_TO DO_.
The required result is a copy of each line below in which "Réponses" appears.

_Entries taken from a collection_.
⁂
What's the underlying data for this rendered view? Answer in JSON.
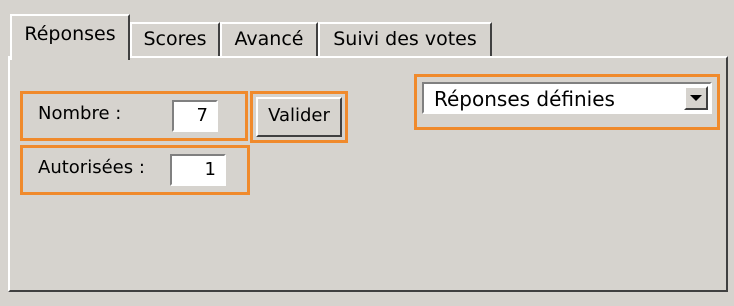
{
  "tabs": [
    {
      "label": "Réponses",
      "active": true
    },
    {
      "label": "Scores",
      "active": false
    },
    {
      "label": "Avancé",
      "active": false
    },
    {
      "label": "Suivi des votes",
      "active": false
    }
  ],
  "form": {
    "nombre_label": "Nombre :",
    "nombre_value": "7",
    "valider_label": "Valider",
    "autorisees_label": "Autorisées :",
    "autorisees_value": "1",
    "mode_select_value": "Réponses définies"
  },
  "colors": {
    "background": "#d6d3ce",
    "highlight": "#f08a2c"
  },
  "icons": {
    "dropdown": "chevron-down-icon"
  }
}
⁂
_SOLUTION FOR THIS PROBLEM_.
      "label": "Réponses",
    "mode_select_value": "Réponses définies"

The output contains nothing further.